'It is time to separate the Chief Rabbinate from politics'

Rabbi David Stav, the Chairman of the Tzohar organization, says downfall of former Chief Rabbi not surprising, rabbinate harmed by politics.

Benny Toker ,

Rabbi David Stav
Rabbi David Stav
Yoni Kempinski

Rabbi David Stav, the Chairman of the Tzohar organization, who unsuccessfully ran for the post of Ashkenazi Chief Rabbi in the past elections, said in an interview with Arutz Sheva that the invitation given to Rabbi Yona Metzger to attend a conference of municipal rabbis in the same city as the seat of the Chief Rabbinate shows the lack of influence of the rabbinate.

Rabbi Metzger had earlier announced that he would not attend the conference, titled 'On the Dignity of the Rabbinate,' today at the Ramada hotel in Jerusalem.

"The dignity of the rabbinate is very important to us. We want to see a clean and moral rabbinate. Therefore, to invite someone who served as Chief Rabbi and who was suspected of criminal offenses reveals a lack of understanding of what is expected of the rabbinate. The expectation is that the rabbi will broadcast morality, sensitivity, and integrity." Rabbi Stav said.

According to Rabbi Stav, Rabbi Metzger did not understand just how the dignity of the rabbinate has fallen recently when he issued invitations to the conference "and how impervious they are to what is happening outside, and how Israeli society needs a different voice."

Rabbi Stav was not surprised at all about the downfall of Rabbi Metzger. "Those who elected him wanted to denigrate the dignity of the rabbinate, and instead of choosing scholars such as Rabbi Ariel (Chief Rabbi of Ramat Gan, the leading contender and a renowned Talmud scholar until political maneuvering on the part of haredi delegates elected Metzger in a surprise coup, ed.), they chose someone who would serve the interests of their parties. In any case they (the haredim) do not rely on the opinions of the Chief Rabbinate. Not in training, or conversion, or anywhere else. It doesn't interest them. They are just looking for jobs and power."

Rabbi Stav said that it is time to separate the Chief Rabbinate from politics altogether. "There must be a complete disconnect between the rabbis and politics, and it is impossible for politicians to continue to run the Chief Rabbinate anymore.
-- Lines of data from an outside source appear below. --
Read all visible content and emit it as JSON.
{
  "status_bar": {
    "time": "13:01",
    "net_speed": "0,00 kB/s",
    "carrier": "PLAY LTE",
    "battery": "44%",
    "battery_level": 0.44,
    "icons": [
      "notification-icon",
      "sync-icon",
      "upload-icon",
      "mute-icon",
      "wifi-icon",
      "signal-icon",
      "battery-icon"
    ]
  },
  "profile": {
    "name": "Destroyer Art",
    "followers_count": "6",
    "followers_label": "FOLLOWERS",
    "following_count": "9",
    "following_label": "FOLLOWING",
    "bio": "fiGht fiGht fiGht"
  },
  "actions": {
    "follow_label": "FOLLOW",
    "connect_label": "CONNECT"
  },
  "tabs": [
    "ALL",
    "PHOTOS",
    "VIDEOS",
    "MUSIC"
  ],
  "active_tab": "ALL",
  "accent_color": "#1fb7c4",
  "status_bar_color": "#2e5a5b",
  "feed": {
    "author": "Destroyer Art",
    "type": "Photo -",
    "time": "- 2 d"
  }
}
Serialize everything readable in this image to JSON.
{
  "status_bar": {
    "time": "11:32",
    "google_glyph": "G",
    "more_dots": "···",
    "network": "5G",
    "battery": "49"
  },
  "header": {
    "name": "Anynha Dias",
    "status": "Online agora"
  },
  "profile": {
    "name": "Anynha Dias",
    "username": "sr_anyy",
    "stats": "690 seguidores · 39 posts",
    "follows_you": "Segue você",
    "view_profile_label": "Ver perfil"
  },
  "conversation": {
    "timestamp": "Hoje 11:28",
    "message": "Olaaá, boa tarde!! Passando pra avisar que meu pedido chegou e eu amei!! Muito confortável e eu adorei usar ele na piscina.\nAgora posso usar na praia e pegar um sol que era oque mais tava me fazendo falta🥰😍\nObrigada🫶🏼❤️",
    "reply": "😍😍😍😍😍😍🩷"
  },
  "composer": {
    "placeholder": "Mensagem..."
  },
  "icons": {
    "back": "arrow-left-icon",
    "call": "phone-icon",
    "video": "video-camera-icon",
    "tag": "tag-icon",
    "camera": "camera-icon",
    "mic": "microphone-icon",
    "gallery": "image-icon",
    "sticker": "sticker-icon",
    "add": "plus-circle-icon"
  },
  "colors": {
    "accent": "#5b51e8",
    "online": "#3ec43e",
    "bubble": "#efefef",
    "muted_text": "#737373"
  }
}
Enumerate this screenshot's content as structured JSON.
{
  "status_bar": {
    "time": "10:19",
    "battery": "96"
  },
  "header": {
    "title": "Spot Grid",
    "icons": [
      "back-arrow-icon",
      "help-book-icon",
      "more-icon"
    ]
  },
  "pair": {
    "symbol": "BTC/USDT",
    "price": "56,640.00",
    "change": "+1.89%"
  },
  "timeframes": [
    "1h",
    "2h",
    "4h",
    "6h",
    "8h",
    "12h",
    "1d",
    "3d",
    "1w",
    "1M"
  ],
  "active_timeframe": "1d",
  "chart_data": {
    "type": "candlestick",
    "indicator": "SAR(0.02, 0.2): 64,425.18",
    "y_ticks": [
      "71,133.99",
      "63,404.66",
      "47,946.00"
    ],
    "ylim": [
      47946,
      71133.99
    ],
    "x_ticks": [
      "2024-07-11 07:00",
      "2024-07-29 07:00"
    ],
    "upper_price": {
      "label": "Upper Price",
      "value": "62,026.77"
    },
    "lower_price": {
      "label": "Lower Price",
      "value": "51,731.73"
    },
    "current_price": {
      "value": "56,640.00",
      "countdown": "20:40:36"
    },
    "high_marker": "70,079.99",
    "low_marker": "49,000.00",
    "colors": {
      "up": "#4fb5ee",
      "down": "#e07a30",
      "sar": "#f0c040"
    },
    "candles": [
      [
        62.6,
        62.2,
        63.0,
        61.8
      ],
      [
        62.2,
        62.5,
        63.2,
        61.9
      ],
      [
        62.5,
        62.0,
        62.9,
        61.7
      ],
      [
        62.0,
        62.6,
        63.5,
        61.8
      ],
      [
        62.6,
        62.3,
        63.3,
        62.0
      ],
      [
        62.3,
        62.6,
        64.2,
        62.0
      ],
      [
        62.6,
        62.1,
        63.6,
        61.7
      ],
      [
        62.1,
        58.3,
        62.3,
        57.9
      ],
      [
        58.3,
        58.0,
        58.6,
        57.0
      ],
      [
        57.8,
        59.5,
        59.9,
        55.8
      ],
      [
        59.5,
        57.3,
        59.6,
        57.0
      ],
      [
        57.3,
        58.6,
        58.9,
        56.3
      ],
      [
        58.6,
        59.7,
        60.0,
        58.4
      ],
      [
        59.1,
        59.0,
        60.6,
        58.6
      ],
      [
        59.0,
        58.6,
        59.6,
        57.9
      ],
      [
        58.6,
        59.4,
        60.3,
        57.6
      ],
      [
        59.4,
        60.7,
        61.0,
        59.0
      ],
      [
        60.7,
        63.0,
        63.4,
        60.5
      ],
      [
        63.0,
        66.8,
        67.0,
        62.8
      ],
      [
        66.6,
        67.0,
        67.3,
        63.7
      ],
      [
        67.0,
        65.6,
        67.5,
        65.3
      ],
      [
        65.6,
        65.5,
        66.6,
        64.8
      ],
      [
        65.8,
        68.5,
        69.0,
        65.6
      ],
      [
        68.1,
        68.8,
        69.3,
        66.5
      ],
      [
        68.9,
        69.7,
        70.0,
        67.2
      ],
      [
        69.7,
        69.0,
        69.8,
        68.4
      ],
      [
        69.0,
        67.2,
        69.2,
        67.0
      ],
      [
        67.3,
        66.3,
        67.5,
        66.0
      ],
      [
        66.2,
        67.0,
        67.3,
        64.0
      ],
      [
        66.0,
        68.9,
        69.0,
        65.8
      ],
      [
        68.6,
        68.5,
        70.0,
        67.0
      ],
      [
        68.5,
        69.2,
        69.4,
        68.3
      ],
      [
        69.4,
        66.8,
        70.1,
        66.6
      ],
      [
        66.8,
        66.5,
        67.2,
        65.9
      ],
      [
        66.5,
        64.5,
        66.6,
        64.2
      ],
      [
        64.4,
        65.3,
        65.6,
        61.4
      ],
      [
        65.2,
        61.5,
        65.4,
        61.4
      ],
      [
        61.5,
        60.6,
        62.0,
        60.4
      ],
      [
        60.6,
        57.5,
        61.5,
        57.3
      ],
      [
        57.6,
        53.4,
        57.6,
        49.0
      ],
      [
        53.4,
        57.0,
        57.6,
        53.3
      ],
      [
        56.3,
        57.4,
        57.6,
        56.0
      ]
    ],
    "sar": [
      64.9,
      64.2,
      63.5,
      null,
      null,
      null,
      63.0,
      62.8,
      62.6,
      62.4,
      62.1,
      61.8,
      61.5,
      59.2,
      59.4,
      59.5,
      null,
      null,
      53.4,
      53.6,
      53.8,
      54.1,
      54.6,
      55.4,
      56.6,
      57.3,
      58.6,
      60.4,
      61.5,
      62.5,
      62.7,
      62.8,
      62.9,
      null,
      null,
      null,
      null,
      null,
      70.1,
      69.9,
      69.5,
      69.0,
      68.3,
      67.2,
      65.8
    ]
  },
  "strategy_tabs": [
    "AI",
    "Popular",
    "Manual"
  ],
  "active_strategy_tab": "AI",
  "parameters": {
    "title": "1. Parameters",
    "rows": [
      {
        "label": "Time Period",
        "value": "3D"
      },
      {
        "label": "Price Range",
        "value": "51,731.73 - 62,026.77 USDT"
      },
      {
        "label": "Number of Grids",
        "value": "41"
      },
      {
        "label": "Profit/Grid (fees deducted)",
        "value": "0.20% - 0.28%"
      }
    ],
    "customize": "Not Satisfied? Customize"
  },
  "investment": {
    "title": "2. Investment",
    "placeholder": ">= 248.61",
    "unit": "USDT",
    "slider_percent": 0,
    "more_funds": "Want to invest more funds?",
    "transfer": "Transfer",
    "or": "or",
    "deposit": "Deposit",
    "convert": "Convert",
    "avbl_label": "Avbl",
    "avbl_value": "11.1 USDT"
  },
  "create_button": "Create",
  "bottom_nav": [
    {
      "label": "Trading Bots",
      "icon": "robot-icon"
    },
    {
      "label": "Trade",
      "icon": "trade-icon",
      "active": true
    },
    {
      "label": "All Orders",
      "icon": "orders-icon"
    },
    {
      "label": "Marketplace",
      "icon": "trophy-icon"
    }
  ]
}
Maybe it is better to move the selection (of the chief rabbis) to the general public because the situation in which politicians run the rabbinate invites trouble."

The Chief Rabbis are chosen by a voting body which includes Religious Zionist and Haredi rabbis, mayors and MKs. The haredi representatives were able to garner a majority in the last elections, which saw political pressure put on the mayors and deals between the haredi Ashkenazi and Sephardi contenders to prevent the election of the Religious Zionist candidates.